|Degree Conferral Date||Applications Begin||Final Application Deadline|
|February||November 1st||January 15th|
|May||January 16th||April 15th|
|September||June 1st||August 31st|
|November||September 1st||October 15th|
If you do not apply by the posted deadline, you will need to apply for the next available degree conferral period.
The College of Graduate Studies confirms each student’s eligibility for degree conferral and recommends the names of the successful applicants to be presented to Senate.
Students may have their degrees conferred in either February, May, September or November annually. A graduation ceremony is only held in June, so students who choose to have their degrees conferred in February, September, or November will be invited to participate in the June ceremony.
If you have any questions regarding your degree parchment, please contact email@example.com
Congratulations on approaching the completion of your degree program!

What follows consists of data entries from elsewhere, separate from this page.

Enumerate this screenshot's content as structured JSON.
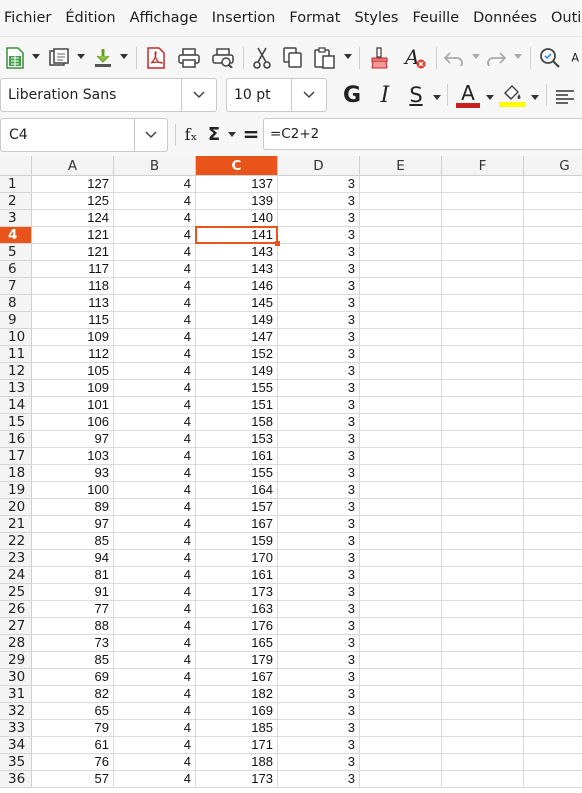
{
  "menu": [
    "Fichier",
    "Édition",
    "Affichage",
    "Insertion",
    "Format",
    "Styles",
    "Feuille",
    "Données",
    "Outils"
  ],
  "toolbar": {
    "icons": [
      "new-document-icon",
      "templates-icon",
      "save-icon",
      "export-pdf-icon",
      "print-icon",
      "print-preview-icon",
      "cut-icon",
      "copy-icon",
      "paste-icon",
      "clone-formatting-icon",
      "clear-formatting-icon",
      "undo-icon",
      "redo-icon",
      "find-replace-icon",
      "spelling-icon"
    ]
  },
  "formatting": {
    "font_name": "Liberation Sans",
    "font_size": "10 pt",
    "bold_label": "G",
    "italic_label": "I",
    "underline_label": "S",
    "font_color_label": "A",
    "font_color": "#c9211e",
    "highlight_color": "#ffff00"
  },
  "formula_bar": {
    "cell_ref": "C4",
    "function_wizard_label": "fₓ",
    "sum_label": "Σ",
    "equals_label": "=",
    "formula": "=C2+2"
  },
  "sheet": {
    "columns": [
      "A",
      "B",
      "C",
      "D",
      "E",
      "F",
      "G"
    ],
    "selected_column": "C",
    "selected_row": 4,
    "rows": [
      {
        "n": "1",
        "a": "127",
        "b": "4",
        "c": "137",
        "d": "3"
      },
      {
        "n": "2",
        "a": "125",
        "b": "4",
        "c": "139",
        "d": "3"
      },
      {
        "n": "3",
        "a": "124",
        "b": "4",
        "c": "140",
        "d": "3"
      },
      {
        "n": "4",
        "a": "121",
        "b": "4",
        "c": "141",
        "d": "3"
      },
      {
        "n": "5",
        "a": "121",
        "b": "4",
        "c": "143",
        "d": "3"
      },
      {
        "n": "6",
        "a": "117",
        "b": "4",
        "c": "143",
        "d": "3"
      },
      {
        "n": "7",
        "a": "118",
        "b": "4",
        "c": "146",
        "d": "3"
      },
      {
        "n": "8",
        "a": "113",
        "b": "4",
        "c": "145",
        "d": "3"
      },
      {
        "n": "9",
        "a": "115",
        "b": "4",
        "c": "149",
        "d": "3"
      },
      {
        "n": "10",
        "a": "109",
        "b": "4",
        "c": "147",
        "d": "3"
      },
      {
        "n": "11",
        "a": "112",
        "b": "4",
        "c": "152",
        "d": "3"
      },
      {
        "n": "12",
        "a": "105",
        "b": "4",
        "c": "149",
        "d": "3"
      },
      {
        "n": "13",
        "a": "109",
        "b": "4",
        "c": "155",
        "d": "3"
      },
      {
        "n": "14",
        "a": "101",
        "b": "4",
        "c": "151",
        "d": "3"
      },
      {
        "n": "15",
        "a": "106",
        "b": "4",
        "c": "158",
        "d": "3"
      },
      {
        "n": "16",
        "a": "97",
        "b": "4",
        "c": "153",
        "d": "3"
      },
      {
        "n": "17",
        "a": "103",
        "b": "4",
        "c": "161",
        "d": "3"
      },
      {
        "n": "18",
        "a": "93",
        "b": "4",
        "c": "155",
        "d": "3"
      },
      {
        "n": "19",
        "a": "100",
        "b": "4",
        "c": "164",
        "d": "3"
      },
      {
        "n": "20",
        "a": "89",
        "b": "4",
        "c": "157",
        "d": "3"
      },
      {
        "n": "21",
        "a": "97",
        "b": "4",
        "c": "167",
        "d": "3"
      },
      {
        "n": "22",
        "a": "85",
        "b": "4",
        "c": "159",
        "d": "3"
      },
      {
        "n": "23",
        "a": "94",
        "b": "4",
        "c": "170",
        "d": "3"
      },
      {
        "n": "24",
        "a": "81",
        "b": "4",
        "c": "161",
        "d": "3"
      },
      {
        "n": "25",
        "a": "91",
        "b": "4",
        "c": "173",
        "d": "3"
      },
      {
        "n": "26",
        "a": "77",
        "b": "4",
        "c": "163",
        "d": "3"
      },
      {
        "n": "27",
        "a": "88",
        "b": "4",
        "c": "176",
        "d": "3"
      },
      {
        "n": "28",
        "a": "73",
        "b": "4",
        "c": "165",
        "d": "3"
      },
      {
        "n": "29",
        "a": "85",
        "b": "4",
        "c": "179",
        "d": "3"
      },
      {
        "n": "30",
        "a": "69",
        "b": "4",
        "c": "167",
        "d": "3"
      },
      {
        "n": "31",
        "a": "82",
        "b": "4",
        "c": "182",
        "d": "3"
      },
      {
        "n": "32",
        "a": "65",
        "b": "4",
        "c": "169",
        "d": "3"
      },
      {
        "n": "33",
        "a": "79",
        "b": "4",
        "c": "185",
        "d": "3"
      },
      {
        "n": "34",
        "a": "61",
        "b": "4",
        "c": "171",
        "d": "3"
      },
      {
        "n": "35",
        "a": "76",
        "b": "4",
        "c": "188",
        "d": "3"
      },
      {
        "n": "36",
        "a": "57",
        "b": "4",
        "c": "173",
        "d": "3"
      }
    ]
  }
}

Earning a graduate degree is a great achievement, and the Graduation ceremonies at UBC Okanagan celebrate the success and contributions of all our new graduates. The graduation ceremony occurs in June only.

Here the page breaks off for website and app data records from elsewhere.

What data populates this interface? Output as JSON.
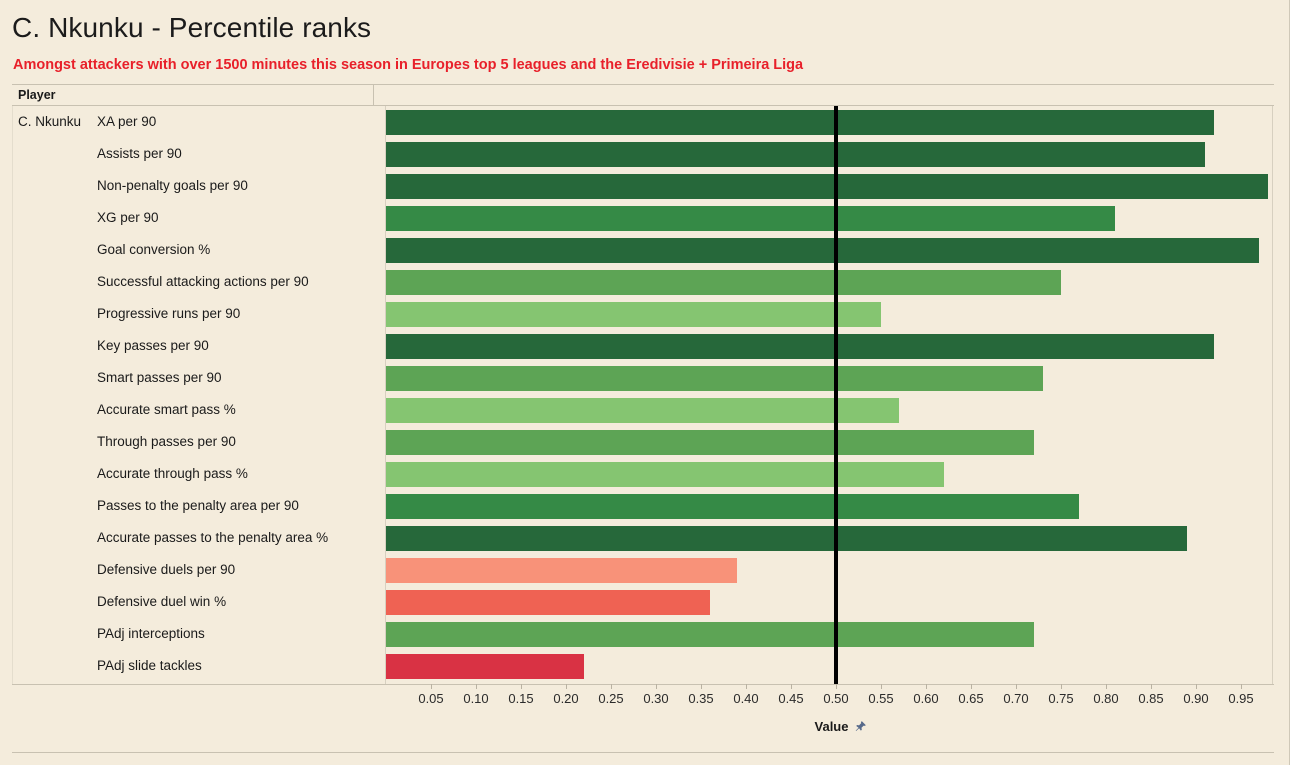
{
  "header": {
    "title": "C. Nkunku - Percentile ranks",
    "subtitle": "Amongst attackers with over 1500 minutes this season in Europes top 5 leagues and the Eredivisie + Primeira Liga",
    "subtitle_color": "#e8202a",
    "column_header": "Player"
  },
  "table": {
    "player_name": "C. Nkunku"
  },
  "axis": {
    "title": "Value",
    "sort_icon": "pin-icon",
    "ticks": [
      "0.05",
      "0.10",
      "0.15",
      "0.20",
      "0.25",
      "0.30",
      "0.35",
      "0.40",
      "0.45",
      "0.50",
      "0.55",
      "0.60",
      "0.65",
      "0.70",
      "0.75",
      "0.80",
      "0.85",
      "0.90",
      "0.95"
    ],
    "reference_value": 0.5
  },
  "palette": {
    "background": "#f4ecdc",
    "dark_green": "#26683a",
    "mid_dark_green": "#358a46",
    "mid_green": "#5da455",
    "light_green": "#85c571",
    "light_red": "#f89279",
    "mid_red": "#ef6253",
    "dark_red": "#d93244",
    "reference_line": "#000000"
  },
  "chart_data": {
    "type": "bar",
    "title": "C. Nkunku - Percentile ranks",
    "subtitle": "Amongst attackers with over 1500 minutes this season in Europes top 5 leagues and the Eredivisie + Primeira Liga",
    "xlabel": "Value",
    "ylabel": "",
    "orientation": "horizontal",
    "xlim": [
      0,
      1.0
    ],
    "xticks": [
      0.05,
      0.1,
      0.15,
      0.2,
      0.25,
      0.3,
      0.35,
      0.4,
      0.45,
      0.5,
      0.55,
      0.6,
      0.65,
      0.7,
      0.75,
      0.8,
      0.85,
      0.9,
      0.95
    ],
    "grid": false,
    "legend": "none",
    "reference_line": 0.5,
    "categories": [
      "XA per 90",
      "Assists per 90",
      "Non-penalty goals per 90",
      "XG per 90",
      "Goal conversion %",
      "Successful attacking actions per 90",
      "Progressive runs per 90",
      "Key passes per 90",
      "Smart passes per 90",
      "Accurate smart pass %",
      "Through passes per 90",
      "Accurate through pass %",
      "Passes to the penalty area per 90",
      "Accurate passes to the penalty area %",
      "Defensive duels per 90",
      "Defensive duel win %",
      "PAdj interceptions",
      "PAdj slide tackles"
    ],
    "values": [
      0.92,
      0.91,
      0.98,
      0.81,
      0.97,
      0.75,
      0.55,
      0.92,
      0.73,
      0.57,
      0.72,
      0.62,
      0.77,
      0.89,
      0.39,
      0.36,
      0.72,
      0.22
    ],
    "colors": [
      "#26683a",
      "#26683a",
      "#26683a",
      "#358a46",
      "#26683a",
      "#5da455",
      "#85c571",
      "#26683a",
      "#5da455",
      "#85c571",
      "#5da455",
      "#85c571",
      "#358a46",
      "#26683a",
      "#f89279",
      "#ef6253",
      "#5da455",
      "#d93244"
    ]
  }
}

You can find out all the details of your ceremony at Graduation at UBC Okanagan including:
- date and approximate time
- gown rental

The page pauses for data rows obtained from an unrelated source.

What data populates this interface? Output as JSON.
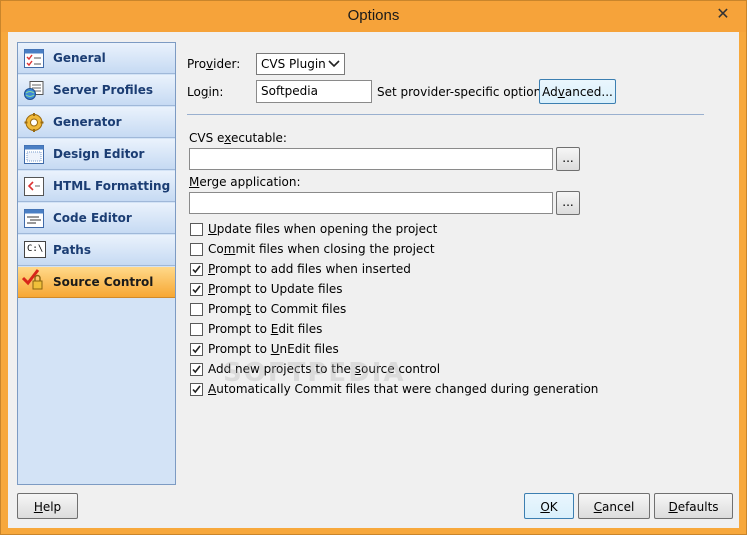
{
  "window": {
    "title": "Options",
    "close_glyph": "✕"
  },
  "sidebar": {
    "items": [
      {
        "label": "General",
        "icon": "general-icon"
      },
      {
        "label": "Server Profiles",
        "icon": "server-profiles-icon"
      },
      {
        "label": "Generator",
        "icon": "gear-icon"
      },
      {
        "label": "Design Editor",
        "icon": "design-editor-icon"
      },
      {
        "label": "HTML Formatting",
        "icon": "html-formatting-icon"
      },
      {
        "label": "Code Editor",
        "icon": "code-editor-icon"
      },
      {
        "label": "Paths",
        "icon": "paths-icon",
        "icon_text": "C:\\"
      },
      {
        "label": "Source Control",
        "icon": "source-control-icon",
        "active": true
      }
    ]
  },
  "form": {
    "provider_label_pre": "Pro",
    "provider_label_ul": "v",
    "provider_label_post": "ider:",
    "provider_value": "CVS Plugin",
    "login_label_pre": "Lo",
    "login_label_ul": "g",
    "login_label_post": "in:",
    "login_value": "Softpedia",
    "provider_options_label": "Set provider-specific options:",
    "advanced_button_pre": "Ad",
    "advanced_button_ul": "v",
    "advanced_button_post": "anced...",
    "cvs_exe_label_pre": "CVS e",
    "cvs_exe_label_ul": "x",
    "cvs_exe_label_post": "ecutable:",
    "cvs_exe_value": "",
    "merge_label_ul": "M",
    "merge_label_post": "erge application:",
    "merge_value": "",
    "browse_label": "..."
  },
  "checkboxes": [
    {
      "pre": "",
      "ul": "U",
      "post": "pdate files when opening the project",
      "checked": false
    },
    {
      "pre": "Co",
      "ul": "m",
      "post": "mit files when closing the project",
      "checked": false
    },
    {
      "pre": "",
      "ul": "P",
      "post": "rompt to add files when inserted",
      "checked": true
    },
    {
      "pre": "",
      "ul": "P",
      "post": "rompt to Update files",
      "checked": true
    },
    {
      "pre": "Promp",
      "ul": "t",
      "post": " to Commit files",
      "checked": false
    },
    {
      "pre": "Prompt to ",
      "ul": "E",
      "post": "dit files",
      "checked": false
    },
    {
      "pre": "Prompt to ",
      "ul": "U",
      "post": "nEdit files",
      "checked": true
    },
    {
      "pre": "Add new projects to the ",
      "ul": "s",
      "post": "ource control",
      "checked": true
    },
    {
      "pre": "",
      "ul": "A",
      "post": "utomatically Commit files that were changed during generation",
      "checked": true
    }
  ],
  "footer": {
    "help_ul": "H",
    "help_post": "elp",
    "ok_ul": "O",
    "ok_post": "K",
    "cancel_ul": "C",
    "cancel_post": "ancel",
    "defaults_ul": "D",
    "defaults_post": "efaults"
  },
  "watermark": "SOFTPEDIA"
}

- obtaining tickets
- photographs and videos
- general ceremony instructions
Doctoral students are the University’s top students, earning the highest degree bestowed by UBC and contributing to the institution and the world through their research. In recognition of the accomplishments of its doctoral graduates, UBC has instituted the reading of doctoral citations during graduation ceremonies.
What is a doctoral citation?
The citation should summarize, in lay language and a maximum of 350 characters, the nature of the independent research, the contribution to knowledge made by the candidate in the dissertation, and the intellectual and/or practical value of the work. The citation is read during the hooding for each doctoral graduate at the convocation ceremony. The title of the dissertation is not read out.
How do I submit the doctoral citation?
You can submit the doctoral citation via the Student Service Centre when you apply to graduate or you can submit the doctoral citation to firstname.lastname@example.org.
Who writes the doctoral citation?
The candidate writes the citation, and checks it with their supervisor before submitting it to the College of Graduate Studies. All doctoral students attending the June ceremony are required to submit a citation.
It is important that those present at the ceremony are able to comprehend the nature of the research and appreciate its contribution to society, although they may have no specialized knowledge of the field or its technical terms. For this reason, all citations are subject to editing for clarity by the College of Graduate Studies.
Examples of citations:
John Andrew Smith
Dr Smith showed in the walrus and whale how the production of prostaglandin hormones is regulated by different enzymes in the uterus and placenta before birth. These comparative studies assist us in understanding how the fetus regulates the timing of its own birth in all mammals.
Sylvia Wei Chung
Dr Chung examined how Alcoholics Anonymous helps people maintain sobriety and develop psychosocial well-being. She found a culture in which ‘veteran’ AA members apprentice newer members through ritual, stories and direct instruction, enhancing the success of each. This research illuminates the role of community and mentorship in treating addiction.
Warren James Endicott
Dr Endicott developed an inexpensive and environmentally friendly method to release phosphorus fixed in plant material. He subsequently applied his method to treat agricultural waste products resulting in the capture of phosphorus in a form that can be reutilized thereby reducing the build up of phosphorus in our waterways.
Dr Solteau studied the politics of reusing another writer’s language in the early works of Karl Marx. Though Marx’s work has long been analysed in terms of its more explicit political content, Dr Solteau argues that the implicit politics of the form are just as important to Marx’s project.